§ Problem details
Which lines of the data below contain "name"? Please show them all.

(Saved entries)
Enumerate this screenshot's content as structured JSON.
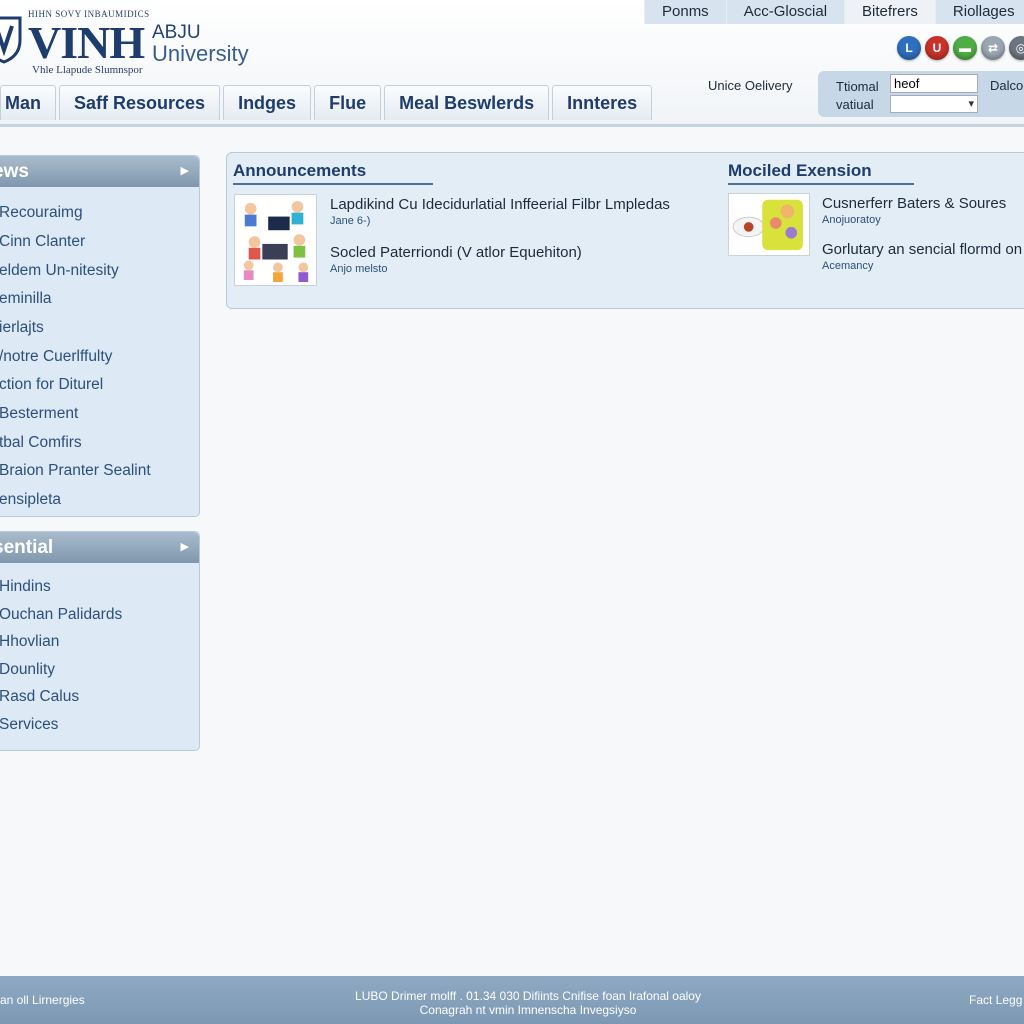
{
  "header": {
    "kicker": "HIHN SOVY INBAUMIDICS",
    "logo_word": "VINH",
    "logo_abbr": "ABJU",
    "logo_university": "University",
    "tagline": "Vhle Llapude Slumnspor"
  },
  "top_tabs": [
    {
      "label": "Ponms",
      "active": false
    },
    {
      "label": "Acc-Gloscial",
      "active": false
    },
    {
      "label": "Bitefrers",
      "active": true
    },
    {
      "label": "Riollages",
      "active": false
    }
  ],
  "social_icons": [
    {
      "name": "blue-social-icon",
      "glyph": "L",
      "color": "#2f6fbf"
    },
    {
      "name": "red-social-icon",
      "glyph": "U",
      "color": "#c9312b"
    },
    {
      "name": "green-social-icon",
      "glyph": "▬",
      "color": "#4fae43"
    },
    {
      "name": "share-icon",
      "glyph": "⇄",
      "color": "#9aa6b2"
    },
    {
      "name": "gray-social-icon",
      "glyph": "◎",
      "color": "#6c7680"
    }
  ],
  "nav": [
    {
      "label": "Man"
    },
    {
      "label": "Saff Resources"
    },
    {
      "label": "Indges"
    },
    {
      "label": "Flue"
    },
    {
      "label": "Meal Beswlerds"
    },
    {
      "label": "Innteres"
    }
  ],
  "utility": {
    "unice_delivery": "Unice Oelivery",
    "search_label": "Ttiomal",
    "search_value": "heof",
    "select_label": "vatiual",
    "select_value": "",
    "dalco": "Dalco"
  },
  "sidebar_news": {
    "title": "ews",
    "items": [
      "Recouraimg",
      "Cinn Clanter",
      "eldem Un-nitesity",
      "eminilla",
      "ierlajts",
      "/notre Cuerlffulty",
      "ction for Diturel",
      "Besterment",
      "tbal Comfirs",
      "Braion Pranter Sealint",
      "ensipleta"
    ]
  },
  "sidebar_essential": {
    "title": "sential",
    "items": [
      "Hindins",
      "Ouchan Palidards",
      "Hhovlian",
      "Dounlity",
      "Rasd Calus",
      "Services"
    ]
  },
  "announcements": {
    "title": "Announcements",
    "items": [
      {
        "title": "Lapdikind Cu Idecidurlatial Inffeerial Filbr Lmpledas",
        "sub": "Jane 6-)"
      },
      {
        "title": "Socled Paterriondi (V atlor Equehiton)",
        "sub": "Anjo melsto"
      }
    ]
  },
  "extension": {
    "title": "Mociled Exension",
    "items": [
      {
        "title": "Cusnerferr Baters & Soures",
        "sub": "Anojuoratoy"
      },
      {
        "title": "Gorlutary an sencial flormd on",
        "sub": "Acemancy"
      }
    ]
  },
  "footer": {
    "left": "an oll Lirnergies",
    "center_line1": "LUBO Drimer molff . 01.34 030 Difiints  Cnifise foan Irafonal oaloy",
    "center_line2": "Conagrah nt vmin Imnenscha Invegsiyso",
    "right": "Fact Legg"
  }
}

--

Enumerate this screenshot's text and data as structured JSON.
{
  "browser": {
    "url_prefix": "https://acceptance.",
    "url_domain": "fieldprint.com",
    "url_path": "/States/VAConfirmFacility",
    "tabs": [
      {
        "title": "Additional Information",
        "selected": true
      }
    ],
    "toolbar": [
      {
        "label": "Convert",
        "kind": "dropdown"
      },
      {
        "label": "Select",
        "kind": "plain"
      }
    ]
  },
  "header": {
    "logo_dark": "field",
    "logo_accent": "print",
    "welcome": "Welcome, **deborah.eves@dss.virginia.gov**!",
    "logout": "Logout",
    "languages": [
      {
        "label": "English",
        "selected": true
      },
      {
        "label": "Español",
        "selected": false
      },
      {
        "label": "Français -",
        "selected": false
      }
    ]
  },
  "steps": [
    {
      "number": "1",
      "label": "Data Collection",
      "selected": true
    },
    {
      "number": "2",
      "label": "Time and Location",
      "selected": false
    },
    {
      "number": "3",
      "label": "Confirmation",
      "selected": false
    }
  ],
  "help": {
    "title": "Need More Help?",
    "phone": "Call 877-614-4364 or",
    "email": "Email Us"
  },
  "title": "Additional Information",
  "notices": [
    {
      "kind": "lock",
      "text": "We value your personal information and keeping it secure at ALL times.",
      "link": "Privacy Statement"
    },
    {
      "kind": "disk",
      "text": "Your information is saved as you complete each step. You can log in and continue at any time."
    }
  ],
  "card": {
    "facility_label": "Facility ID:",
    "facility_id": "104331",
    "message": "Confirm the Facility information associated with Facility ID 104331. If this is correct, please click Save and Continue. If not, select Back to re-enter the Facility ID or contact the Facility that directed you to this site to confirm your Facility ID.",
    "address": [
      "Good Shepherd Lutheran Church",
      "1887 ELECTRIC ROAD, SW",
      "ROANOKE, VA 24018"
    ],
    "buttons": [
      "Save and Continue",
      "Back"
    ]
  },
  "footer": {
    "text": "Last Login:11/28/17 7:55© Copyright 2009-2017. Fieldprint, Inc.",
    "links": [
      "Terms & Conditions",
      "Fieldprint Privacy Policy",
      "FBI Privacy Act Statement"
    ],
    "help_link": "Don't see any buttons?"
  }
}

§ Response box
      "name": "blue-social-icon",
      "name": "red-social-icon",
      "name": "green-social-icon",
      "name": "share-icon",
      "name": "gray-social-icon",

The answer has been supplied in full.